Researchers are encouraging Android users who may have downloaded a popular caller identification application to update, as a previous version of the app inadvertently leaked user information.
The app, Truecaller, specializes in phone call management and has been installed at least 100,000,000 times, according to its listing on Google’s Play marketplace. While the app is also available for iPhone, Windows, and Blackberry devices, this particular issue only exists in the app’s Android build.
The main issue with the app, researchers at China-based Cheetah Mobile Security claim, is that it uses device’s IMEI, or International Mobile Station Equipment Identity number, to identify users. If an attacker was able to get ahold of another users’ number, they could in turn, get access to other, potentially sensitive information.
Researchers claim attackers could use the 15-digit number to steal information like users’ names, genders, email addresses, profile pictures, and home addresses.
Attackers could be a bit of a nuisance and apparently modify Truecaller application-specific settings with the number, as well. Like a lot of caller ID and call management apps, Truecaller gives users the ability to block, or filter unwanted calls or hidden numbers with blacklists. With the IMEI number an attacker could add to a blacklist, delete a blacklist, or disable user’s spam blocker.
Developers with the app pushed a new, patched version on March 22 after being notified of the issue by researchers. For what it’s worth, the company, who disclosed the issue yesterday along with Cheetah, claim they haven’t encountered any suspicious activity around the bug but are still urging users to update if they haven’t already been prompted by their devices.
It’s likely an attacker would have a more difficult time actually collecting a user’s IMEI number than carrying out an attack through the loophole Truecaller fixed. IMEI numbers, which are used by GSM networks to identify valid devices, are bound to devices, so in most situations an attacker would have to have physical access to a victim’s phone to get ahold of it.
That said, Android malware has been keen on mining sensitive information like a users’ IMEI and SIM card numbers as of late. Last year, researchers with Zscaler noticed an .APK disguised as a Word document making the rounds. If a user elected to install it, the malware would send those numbers, along with SMS messages and other contact information to hackers.

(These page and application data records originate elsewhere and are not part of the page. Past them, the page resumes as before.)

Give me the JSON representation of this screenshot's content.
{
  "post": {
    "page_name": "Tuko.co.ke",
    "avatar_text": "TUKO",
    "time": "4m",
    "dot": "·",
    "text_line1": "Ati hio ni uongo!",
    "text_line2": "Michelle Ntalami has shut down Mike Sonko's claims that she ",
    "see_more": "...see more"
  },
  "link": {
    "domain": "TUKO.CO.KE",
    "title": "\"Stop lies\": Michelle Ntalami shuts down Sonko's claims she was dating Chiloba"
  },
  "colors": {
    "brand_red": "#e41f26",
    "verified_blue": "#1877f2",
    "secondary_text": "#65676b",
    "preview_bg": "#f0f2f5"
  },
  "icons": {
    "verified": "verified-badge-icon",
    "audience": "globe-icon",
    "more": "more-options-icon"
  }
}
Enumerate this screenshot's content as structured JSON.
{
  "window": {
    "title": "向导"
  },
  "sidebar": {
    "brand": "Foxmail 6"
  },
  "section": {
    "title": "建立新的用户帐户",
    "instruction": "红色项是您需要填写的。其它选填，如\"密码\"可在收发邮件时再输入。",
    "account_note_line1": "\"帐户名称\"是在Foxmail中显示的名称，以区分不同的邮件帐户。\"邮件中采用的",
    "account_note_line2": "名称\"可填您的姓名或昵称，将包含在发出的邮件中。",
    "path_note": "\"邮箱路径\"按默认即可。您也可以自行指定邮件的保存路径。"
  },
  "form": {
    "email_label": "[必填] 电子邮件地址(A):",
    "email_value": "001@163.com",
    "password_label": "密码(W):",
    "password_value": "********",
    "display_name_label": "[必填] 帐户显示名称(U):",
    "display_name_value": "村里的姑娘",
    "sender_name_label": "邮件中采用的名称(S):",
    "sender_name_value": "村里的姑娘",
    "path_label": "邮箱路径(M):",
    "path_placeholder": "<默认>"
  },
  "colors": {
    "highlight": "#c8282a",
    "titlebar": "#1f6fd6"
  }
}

Other types of malware, including one which mimicked a battery app, and one that masqueraded as a security app, have also been spotted sending along information about infected phones – including IMEI numbers – to attackers, over the years.